Realtime Access Map
Effects of oxygenate additives on polycyclic aromatic hydrocarbons (PAHs) and soot formation
MetadataShow full item record
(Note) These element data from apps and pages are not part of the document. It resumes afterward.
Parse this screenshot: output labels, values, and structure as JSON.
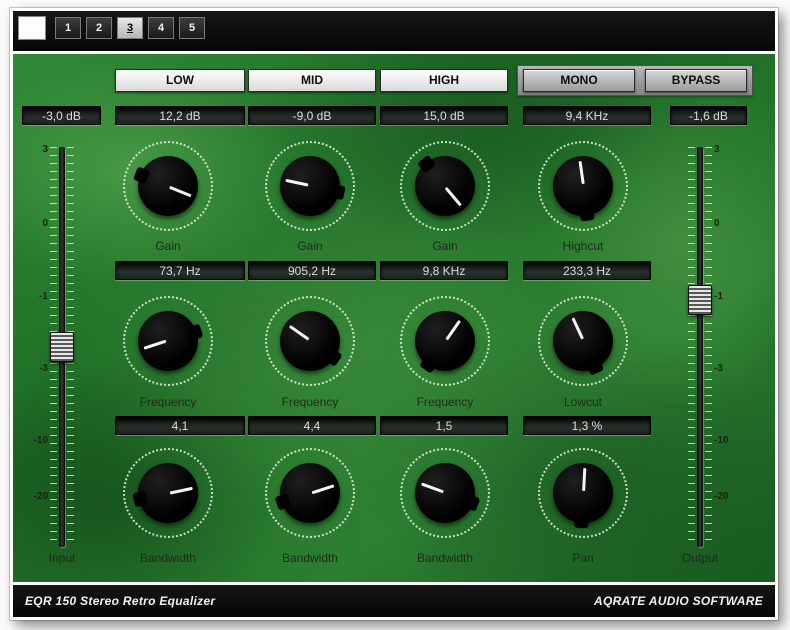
{
  "titlebar": {
    "presets": [
      "1",
      "2",
      "3",
      "4",
      "5"
    ],
    "active_preset": "3"
  },
  "band_buttons": [
    "LOW",
    "MID",
    "HIGH"
  ],
  "mode_buttons": [
    "MONO",
    "BYPASS"
  ],
  "io": {
    "input_label": "Input",
    "input_display": "-3,0 dB",
    "output_label": "Output",
    "output_display": "-1,6 dB",
    "fader_scale": [
      "3",
      "0",
      "-1",
      "-3",
      "-10",
      "-20"
    ]
  },
  "grid": {
    "row1": {
      "displays": [
        "12,2 dB",
        "-9,0 dB",
        "15,0 dB",
        "9,4 KHz"
      ],
      "labels": [
        "Gain",
        "Gain",
        "Gain",
        "Highcut"
      ],
      "angles": [
        112,
        282,
        140,
        352
      ]
    },
    "row2": {
      "displays": [
        "73,7 Hz",
        "905,2 Hz",
        "9,8 KHz",
        "233,3 Hz"
      ],
      "labels": [
        "Frequency",
        "Frequency",
        "Frequency",
        "Lowcut"
      ],
      "angles": [
        252,
        305,
        35,
        335
      ]
    },
    "row3": {
      "displays": [
        "4,1",
        "4,4",
        "1,5",
        "1,3 %"
      ],
      "labels": [
        "Bandwidth",
        "Bandwidth",
        "Bandwidth",
        "Pan"
      ],
      "angles": [
        78,
        72,
        290,
        3
      ]
    }
  },
  "footer": {
    "left": "EQR 150 Stereo Retro Equalizer",
    "right": "AQRATE AUDIO SOFTWARE"
  },
  "colors": {
    "panel_green": "#1d6b24",
    "chrome_black": "#0b0b0b",
    "display_bg": "#141c14",
    "display_text": "#d9ded9",
    "button_light": "#ffffff",
    "button_gray": "#9b9b9b"
  }
}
Effects of three oxygenate additives (methanol, ethanol, and MTBE) on the formation of polycyclic aromatic hydrocarbons (PAHs) and soot in laminar, premixed, atmospheric pressure, fuel-rich flames of n-heptane were studied at an equivalence ratio of 2.10. A heated quartz microprobe coupled to online gas chromatography/mass spectrometry was used to establish the identities and absolute concentrations of major, minor, and trace species by the direct analysis of samples withdrawn from the flames. Benzene was the most abundant aromatic compound identified. The largest PAH detected was the family of C18H10 (molecular weight of 226) that includes cyclopenta[cd]pyrene and benzo[ghi]fluoranthene. Soot particle diameters, number densities, and volume fractions were determined using classical light scattering and extinction measurements. All the oxygenate additives studied reduced the mole fractions of aromatic and PAH species, as well as soot formation. However, the reduction in soot formation was comparable for different oxygenates under the experimental conditions investigated.